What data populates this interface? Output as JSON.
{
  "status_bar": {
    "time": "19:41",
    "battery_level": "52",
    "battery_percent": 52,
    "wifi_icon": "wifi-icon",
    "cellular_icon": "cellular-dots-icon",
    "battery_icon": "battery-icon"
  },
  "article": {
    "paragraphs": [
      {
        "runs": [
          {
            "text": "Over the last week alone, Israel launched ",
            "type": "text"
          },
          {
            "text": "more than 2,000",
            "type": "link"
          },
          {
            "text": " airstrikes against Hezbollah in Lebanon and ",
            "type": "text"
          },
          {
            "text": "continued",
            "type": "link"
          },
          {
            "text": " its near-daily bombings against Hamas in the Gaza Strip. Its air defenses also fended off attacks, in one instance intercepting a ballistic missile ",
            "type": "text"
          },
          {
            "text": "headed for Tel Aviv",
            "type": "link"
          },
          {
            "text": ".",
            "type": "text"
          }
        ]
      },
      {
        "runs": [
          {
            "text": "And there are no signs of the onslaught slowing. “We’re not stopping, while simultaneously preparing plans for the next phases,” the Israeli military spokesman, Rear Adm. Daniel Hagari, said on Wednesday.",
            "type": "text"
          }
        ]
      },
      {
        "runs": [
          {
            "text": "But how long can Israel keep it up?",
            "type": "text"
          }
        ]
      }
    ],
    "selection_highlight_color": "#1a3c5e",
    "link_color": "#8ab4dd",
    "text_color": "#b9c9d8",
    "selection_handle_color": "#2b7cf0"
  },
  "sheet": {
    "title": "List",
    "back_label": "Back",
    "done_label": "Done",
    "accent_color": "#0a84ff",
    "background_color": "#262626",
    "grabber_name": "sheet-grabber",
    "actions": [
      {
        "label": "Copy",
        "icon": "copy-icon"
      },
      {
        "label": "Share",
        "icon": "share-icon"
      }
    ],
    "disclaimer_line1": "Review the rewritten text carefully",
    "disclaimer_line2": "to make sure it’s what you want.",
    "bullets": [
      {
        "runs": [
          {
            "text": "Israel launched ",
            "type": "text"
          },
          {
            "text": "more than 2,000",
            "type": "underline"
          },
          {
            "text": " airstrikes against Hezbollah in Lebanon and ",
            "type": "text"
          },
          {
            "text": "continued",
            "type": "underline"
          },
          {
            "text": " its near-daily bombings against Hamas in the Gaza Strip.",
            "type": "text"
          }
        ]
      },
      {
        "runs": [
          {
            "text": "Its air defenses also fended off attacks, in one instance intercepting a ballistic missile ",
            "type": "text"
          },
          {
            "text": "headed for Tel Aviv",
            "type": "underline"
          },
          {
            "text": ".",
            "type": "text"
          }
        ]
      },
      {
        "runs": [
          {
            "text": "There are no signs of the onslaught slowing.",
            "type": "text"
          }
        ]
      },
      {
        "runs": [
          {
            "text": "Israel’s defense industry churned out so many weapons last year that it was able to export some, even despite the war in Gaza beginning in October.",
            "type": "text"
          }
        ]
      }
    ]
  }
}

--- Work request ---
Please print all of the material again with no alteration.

--- Solution for this task ---
What data populates this interface? Output as JSON.
{
  "status_bar": {
    "time": "19:41",
    "battery_level": "52",
    "battery_percent": 52,
    "wifi_icon": "wifi-icon",
    "cellular_icon": "cellular-dots-icon",
    "battery_icon": "battery-icon"
  },
  "article": {
    "paragraphs": [
      {
        "runs": [
          {
            "text": "Over the last week alone, Israel launched ",
            "type": "text"
          },
          {
            "text": "more than 2,000",
            "type": "link"
          },
          {
            "text": " airstrikes against Hezbollah in Lebanon and ",
            "type": "text"
          },
          {
            "text": "continued",
            "type": "link"
          },
          {
            "text": " its near-daily bombings against Hamas in the Gaza Strip. Its air defenses also fended off attacks, in one instance intercepting a ballistic missile ",
            "type": "text"
          },
          {
            "text": "headed for Tel Aviv",
            "type": "link"
          },
          {
            "text": ".",
            "type": "text"
          }
        ]
      },
      {
        "runs": [
          {
            "text": "And there are no signs of the onslaught slowing. “We’re not stopping, while simultaneously preparing plans for the next phases,” the Israeli military spokesman, Rear Adm. Daniel Hagari, said on Wednesday.",
            "type": "text"
          }
        ]
      },
      {
        "runs": [
          {
            "text": "But how long can Israel keep it up?",
            "type": "text"
          }
        ]
      }
    ],
    "selection_highlight_color": "#1a3c5e",
    "link_color": "#8ab4dd",
    "text_color": "#b9c9d8",
    "selection_handle_color": "#2b7cf0"
  },
  "sheet": {
    "title": "List",
    "back_label": "Back",
    "done_label": "Done",
    "accent_color": "#0a84ff",
    "background_color": "#262626",
    "grabber_name": "sheet-grabber",
    "actions": [
      {
        "label": "Copy",
        "icon": "copy-icon"
      },
      {
        "label": "Share",
        "icon": "share-icon"
      }
    ],
    "disclaimer_line1": "Review the rewritten text carefully",
    "disclaimer_line2": "to make sure it’s what you want.",
    "bullets": [
      {
        "runs": [
          {
            "text": "Israel launched ",
            "type": "text"
          },
          {
            "text": "more than 2,000",
            "type": "underline"
          },
          {
            "text": " airstrikes against Hezbollah in Lebanon and ",
            "type": "text"
          },
          {
            "text": "continued",
            "type": "underline"
          },
          {
            "text": " its near-daily bombings against Hamas in the Gaza Strip.",
            "type": "text"
          }
        ]
      },
      {
        "runs": [
          {
            "text": "Its air defenses also fended off attacks, in one instance intercepting a ballistic missile ",
            "type": "text"
          },
          {
            "text": "headed for Tel Aviv",
            "type": "underline"
          },
          {
            "text": ".",
            "type": "text"
          }
        ]
      },
      {
        "runs": [
          {
            "text": "There are no signs of the onslaught slowing.",
            "type": "text"
          }
        ]
      },
      {
        "runs": [
          {
            "text": "Israel’s defense industry churned out so many weapons last year that it was able to export some, even despite the war in Gaza beginning in October.",
            "type": "text"
          }
        ]
      }
    ]
  }
}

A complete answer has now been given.